These pants come in a variety of materials and colors, though the original style was typically made from 100% worsted wool in black. Early drainpipe trousers had no pockets on the front or side, though they occasionally had pockets on the back. Belt loops were eliminated from this style of pant as well.
The signature aspect of this look is in the cut of the pants. Drainpipe trousers fit snugly through the backside and the legs. The bottom of the pants are cut to hang straight down. Unlike most pants, those with a drainpipe cut do not flare or taper at the bottom. For this reason, zippers are occasionally included at the bottom of the pants to help the wearer get them on.
The name "drainpipe trousers" is fitting for these pants, as the legs resemble a straight, evenly cut drain pipes. This style has also been known by a variety of other names. These include stovepipes, pencil pants, and cigarette pants.
In the 1950s, as increased consumerism began to reach the UK following the war, the "Teddy Boy" emerged. This class of youth adopted a signature style intended to shock their parents, and it set the Teddy Boys apart from the older generation. The Teddy Boy uniform typically consisted of drainpipe trousers, a drape jacket, and suede shoes. A brightly colored tie and white or colored socks completed the ensemble.
At the trend spread, these trousers could be found on a variety of musical celebrities. Both the Beatles and the Rolling Stones donned this look in the 1960s. Women occasionally wore a similar style of form fitting pants, and the look could be found on the likes of Sandra Dee and Marilyn Monroe.
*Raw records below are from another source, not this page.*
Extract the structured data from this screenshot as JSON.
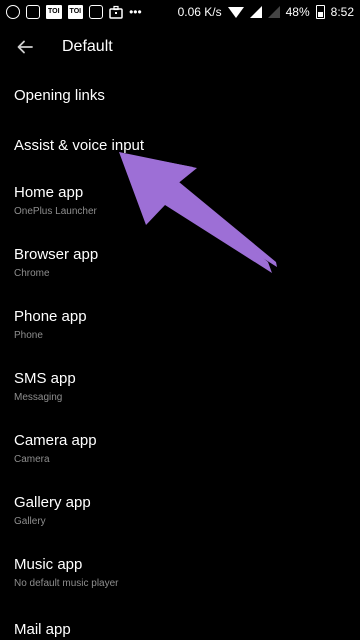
{
  "status_bar": {
    "box1": "TOI",
    "box2": "TOI",
    "overflow": "•••",
    "net_speed": "0.06 K/s",
    "battery": "48%",
    "time": "8:52",
    "icons": [
      "whatsapp-icon",
      "instagram-icon",
      "toi-icon",
      "toi-icon",
      "gallery-icon",
      "briefcase-icon",
      "wifi-icon",
      "signal-icon",
      "battery-icon"
    ]
  },
  "header": {
    "title": "Default",
    "back_icon": "arrow-back-icon"
  },
  "items": [
    {
      "title": "Opening links"
    },
    {
      "title": "Assist & voice input"
    },
    {
      "title": "Home app",
      "subtitle": "OnePlus Launcher"
    },
    {
      "title": "Browser app",
      "subtitle": "Chrome"
    },
    {
      "title": "Phone app",
      "subtitle": "Phone"
    },
    {
      "title": "SMS app",
      "subtitle": "Messaging"
    },
    {
      "title": "Camera app",
      "subtitle": "Camera"
    },
    {
      "title": "Gallery app",
      "subtitle": "Gallery"
    },
    {
      "title": "Music app",
      "subtitle": "No default music player"
    },
    {
      "title": "Mail app"
    }
  ],
  "colors": {
    "background": "#000000",
    "text_primary": "#ffffff",
    "text_secondary": "#8e8e8e",
    "annotation_arrow": "#9d6fd6"
  }
}
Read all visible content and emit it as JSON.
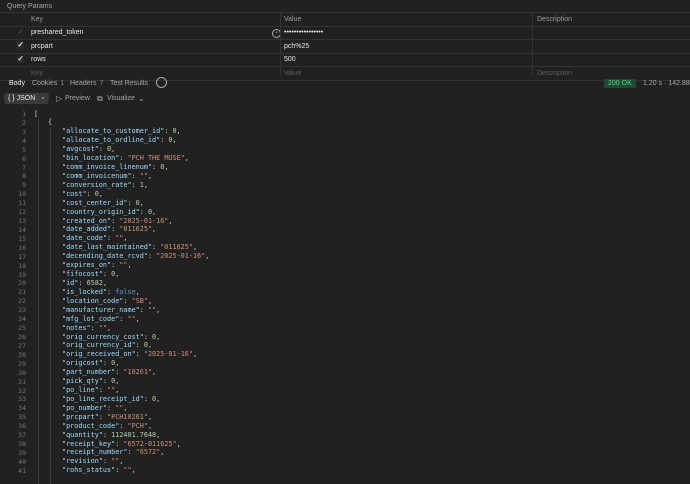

Though the mass popularity of drainpipe trousers faded by the 1970s, these pants have been adopted by various subsets of culture over the decades. Punk bands striving to distance themselves from the hippie look wore drainpipe trousers in the 1970s. Jeans with the cut of drainpipe trousers were found on heavy metal and hip hop bands of the 1980s and 1990s. Through the 2000s, some indie bands have incorporated this straight-legged style as well, keeping the concept of drainpipe style pants alive and well.